If awarded a contract, small businesses must comply with various federal regulations, such as labor and wage laws, equal employment opportunity requirements, and environmental regulations. Compliance with these regulations ensures that the business operates responsibly and ethically, protecting the interests of the government and its constituents.
Participating in government contracts can be a significant growth opportunity for small businesses. By meeting the eligibility requirements, small businesses can access a wide range of contracting opportunities and contribute to the government's mission. It is important for small businesses to thoroughly understand these requirements, prepare their documentation, and position themselves competitively to maximize their chances of success in the government contracting arena. With the right qualifications and commitment to excellence, small businesses can thrive and make a meaningful impact through government contracts.
As a small business, there are several ways you can find Federal government contracting opportunities. Here are some effective methods:
How to Write a Technical Approach
Writing a technical approach is challenging. Here is a simple "roadmap" to guide you through the process.
Step 1: Understand the Technical Approach
A technical approach is a plan that explains how you will provide the required technical services. It outlines your strategies, methods, and resources.
Step 2: Read the Requirements
Carefully read and understand the contract requirements. Identify key tasks, deliverables, and objectives.
Step 3: Define Your Solution
Think about how you will approach the project and come up with a solution. Consider what services you'll provide, how you'll deliver them, and what tools you'll use.
Step 4: Outline Your Plan
Create an outline for your technical approach using the following structure:
Step 5: Review and Edit
Carefully review and revise your approach for clarity and coherence.
Step 6: Seek Feedback
Get input from colleagues or supervisors to improve your approach.
Step 7: Finalize and Submit
Make any necessary revisions and submit your approach along with your proposal.

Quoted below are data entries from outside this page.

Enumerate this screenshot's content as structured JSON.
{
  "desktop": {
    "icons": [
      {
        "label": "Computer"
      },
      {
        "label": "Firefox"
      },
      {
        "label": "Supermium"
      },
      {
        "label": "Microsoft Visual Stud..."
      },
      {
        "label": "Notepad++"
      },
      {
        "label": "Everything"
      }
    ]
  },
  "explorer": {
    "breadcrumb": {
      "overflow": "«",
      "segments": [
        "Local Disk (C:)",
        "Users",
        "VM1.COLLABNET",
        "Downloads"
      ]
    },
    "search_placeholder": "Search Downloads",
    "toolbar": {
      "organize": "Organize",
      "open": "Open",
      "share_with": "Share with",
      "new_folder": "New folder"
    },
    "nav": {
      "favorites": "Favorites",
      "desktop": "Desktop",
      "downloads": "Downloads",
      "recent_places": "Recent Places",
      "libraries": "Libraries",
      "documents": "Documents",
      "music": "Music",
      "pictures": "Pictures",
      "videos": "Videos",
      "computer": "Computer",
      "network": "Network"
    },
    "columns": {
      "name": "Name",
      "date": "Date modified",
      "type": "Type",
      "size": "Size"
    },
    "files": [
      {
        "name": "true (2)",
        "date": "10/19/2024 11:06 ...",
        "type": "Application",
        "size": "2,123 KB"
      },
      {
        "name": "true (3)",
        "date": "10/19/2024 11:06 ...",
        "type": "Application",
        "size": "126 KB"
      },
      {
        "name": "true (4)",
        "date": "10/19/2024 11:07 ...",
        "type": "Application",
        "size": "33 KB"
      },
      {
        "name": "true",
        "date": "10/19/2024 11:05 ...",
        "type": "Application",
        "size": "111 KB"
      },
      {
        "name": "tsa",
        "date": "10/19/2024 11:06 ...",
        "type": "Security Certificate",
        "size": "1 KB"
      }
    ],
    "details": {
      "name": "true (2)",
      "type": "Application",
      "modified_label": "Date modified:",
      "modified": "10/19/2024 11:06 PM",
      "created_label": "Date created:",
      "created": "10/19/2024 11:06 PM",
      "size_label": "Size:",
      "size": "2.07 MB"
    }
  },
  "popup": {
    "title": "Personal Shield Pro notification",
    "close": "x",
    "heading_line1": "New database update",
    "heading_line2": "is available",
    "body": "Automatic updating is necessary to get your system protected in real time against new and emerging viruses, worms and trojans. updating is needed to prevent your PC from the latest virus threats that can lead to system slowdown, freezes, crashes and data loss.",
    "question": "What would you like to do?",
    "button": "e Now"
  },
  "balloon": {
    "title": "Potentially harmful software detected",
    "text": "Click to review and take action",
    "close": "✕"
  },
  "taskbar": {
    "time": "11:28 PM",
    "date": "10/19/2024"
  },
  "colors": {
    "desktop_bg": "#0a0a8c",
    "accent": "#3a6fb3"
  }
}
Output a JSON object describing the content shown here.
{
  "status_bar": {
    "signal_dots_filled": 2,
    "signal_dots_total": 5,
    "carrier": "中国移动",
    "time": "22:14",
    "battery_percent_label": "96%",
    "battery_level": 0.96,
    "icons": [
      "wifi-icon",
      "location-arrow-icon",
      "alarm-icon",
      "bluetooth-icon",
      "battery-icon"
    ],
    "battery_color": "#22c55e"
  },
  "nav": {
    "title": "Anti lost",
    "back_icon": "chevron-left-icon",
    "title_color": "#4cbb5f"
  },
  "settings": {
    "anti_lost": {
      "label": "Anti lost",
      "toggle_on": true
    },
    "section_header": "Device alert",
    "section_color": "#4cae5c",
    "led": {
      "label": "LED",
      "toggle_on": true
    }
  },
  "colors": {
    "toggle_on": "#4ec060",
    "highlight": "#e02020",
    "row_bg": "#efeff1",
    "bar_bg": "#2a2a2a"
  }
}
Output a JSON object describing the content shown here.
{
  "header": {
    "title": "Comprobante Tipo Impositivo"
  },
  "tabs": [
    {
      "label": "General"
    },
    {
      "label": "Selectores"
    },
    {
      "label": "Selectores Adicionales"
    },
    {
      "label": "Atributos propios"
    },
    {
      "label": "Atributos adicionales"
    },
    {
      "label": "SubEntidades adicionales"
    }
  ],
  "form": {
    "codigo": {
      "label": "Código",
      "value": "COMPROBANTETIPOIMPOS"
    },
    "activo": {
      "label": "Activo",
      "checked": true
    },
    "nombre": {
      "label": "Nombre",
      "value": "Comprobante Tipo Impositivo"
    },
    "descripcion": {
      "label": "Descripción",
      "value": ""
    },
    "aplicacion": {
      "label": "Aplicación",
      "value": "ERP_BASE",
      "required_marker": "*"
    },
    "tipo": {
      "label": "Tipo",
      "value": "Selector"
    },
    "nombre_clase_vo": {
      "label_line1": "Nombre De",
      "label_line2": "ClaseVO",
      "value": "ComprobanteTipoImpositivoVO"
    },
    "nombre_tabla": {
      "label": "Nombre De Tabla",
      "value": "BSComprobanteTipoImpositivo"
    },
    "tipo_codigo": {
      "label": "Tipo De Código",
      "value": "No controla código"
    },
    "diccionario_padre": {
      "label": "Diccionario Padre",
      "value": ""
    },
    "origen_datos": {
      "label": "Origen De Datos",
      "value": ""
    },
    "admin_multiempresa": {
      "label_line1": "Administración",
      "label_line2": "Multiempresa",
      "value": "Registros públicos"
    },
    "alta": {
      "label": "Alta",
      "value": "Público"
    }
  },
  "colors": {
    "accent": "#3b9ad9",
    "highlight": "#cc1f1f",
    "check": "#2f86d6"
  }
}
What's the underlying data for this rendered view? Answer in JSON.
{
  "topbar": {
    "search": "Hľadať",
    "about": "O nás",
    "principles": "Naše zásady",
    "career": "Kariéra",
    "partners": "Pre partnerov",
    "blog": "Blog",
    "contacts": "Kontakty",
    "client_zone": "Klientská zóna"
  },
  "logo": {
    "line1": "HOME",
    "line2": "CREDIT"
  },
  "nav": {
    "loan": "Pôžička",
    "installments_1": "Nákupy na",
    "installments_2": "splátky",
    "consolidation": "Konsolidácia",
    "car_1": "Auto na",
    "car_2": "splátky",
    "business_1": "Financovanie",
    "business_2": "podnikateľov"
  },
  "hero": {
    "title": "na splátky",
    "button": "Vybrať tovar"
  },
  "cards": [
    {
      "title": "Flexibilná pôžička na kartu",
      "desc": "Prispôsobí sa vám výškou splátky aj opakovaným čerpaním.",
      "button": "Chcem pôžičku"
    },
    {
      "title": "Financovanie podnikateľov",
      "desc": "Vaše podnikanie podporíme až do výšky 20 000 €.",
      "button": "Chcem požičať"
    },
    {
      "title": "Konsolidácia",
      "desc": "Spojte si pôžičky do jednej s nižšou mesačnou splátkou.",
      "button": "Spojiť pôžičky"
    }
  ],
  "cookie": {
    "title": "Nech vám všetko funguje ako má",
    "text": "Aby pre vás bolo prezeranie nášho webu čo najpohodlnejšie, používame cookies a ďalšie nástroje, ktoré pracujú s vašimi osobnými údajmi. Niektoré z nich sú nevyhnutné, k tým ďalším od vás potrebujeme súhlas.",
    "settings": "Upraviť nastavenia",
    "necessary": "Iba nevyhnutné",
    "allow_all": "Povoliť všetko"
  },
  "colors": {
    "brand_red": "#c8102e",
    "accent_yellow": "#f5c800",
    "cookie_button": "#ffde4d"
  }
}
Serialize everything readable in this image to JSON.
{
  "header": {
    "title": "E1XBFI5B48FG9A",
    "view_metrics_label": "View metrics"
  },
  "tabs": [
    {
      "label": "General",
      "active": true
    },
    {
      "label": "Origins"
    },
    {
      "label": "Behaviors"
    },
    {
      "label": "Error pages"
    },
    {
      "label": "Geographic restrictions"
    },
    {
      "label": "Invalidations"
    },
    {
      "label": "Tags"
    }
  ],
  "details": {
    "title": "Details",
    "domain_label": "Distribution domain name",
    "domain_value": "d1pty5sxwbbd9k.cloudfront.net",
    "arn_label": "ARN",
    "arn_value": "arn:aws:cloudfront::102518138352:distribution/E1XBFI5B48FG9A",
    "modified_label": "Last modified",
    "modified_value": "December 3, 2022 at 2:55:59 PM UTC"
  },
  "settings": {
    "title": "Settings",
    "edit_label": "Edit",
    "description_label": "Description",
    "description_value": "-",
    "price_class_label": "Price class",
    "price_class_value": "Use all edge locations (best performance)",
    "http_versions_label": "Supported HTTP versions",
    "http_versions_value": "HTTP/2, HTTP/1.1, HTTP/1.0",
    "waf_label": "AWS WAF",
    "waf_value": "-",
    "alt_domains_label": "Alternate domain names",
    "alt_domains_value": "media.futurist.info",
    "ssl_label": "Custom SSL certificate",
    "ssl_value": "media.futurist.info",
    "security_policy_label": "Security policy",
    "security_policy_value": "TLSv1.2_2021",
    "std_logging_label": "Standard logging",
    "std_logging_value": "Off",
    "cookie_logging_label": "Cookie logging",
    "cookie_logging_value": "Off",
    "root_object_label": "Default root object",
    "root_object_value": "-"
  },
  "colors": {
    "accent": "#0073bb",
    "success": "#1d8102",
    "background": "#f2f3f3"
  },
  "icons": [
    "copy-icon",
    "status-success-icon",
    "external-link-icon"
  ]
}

Remember to adapt these instructions to fit the specific requirements of your solicitation. Good luck with your proposal!
Need more help - check out our Technical Approach Writing Kit at this link!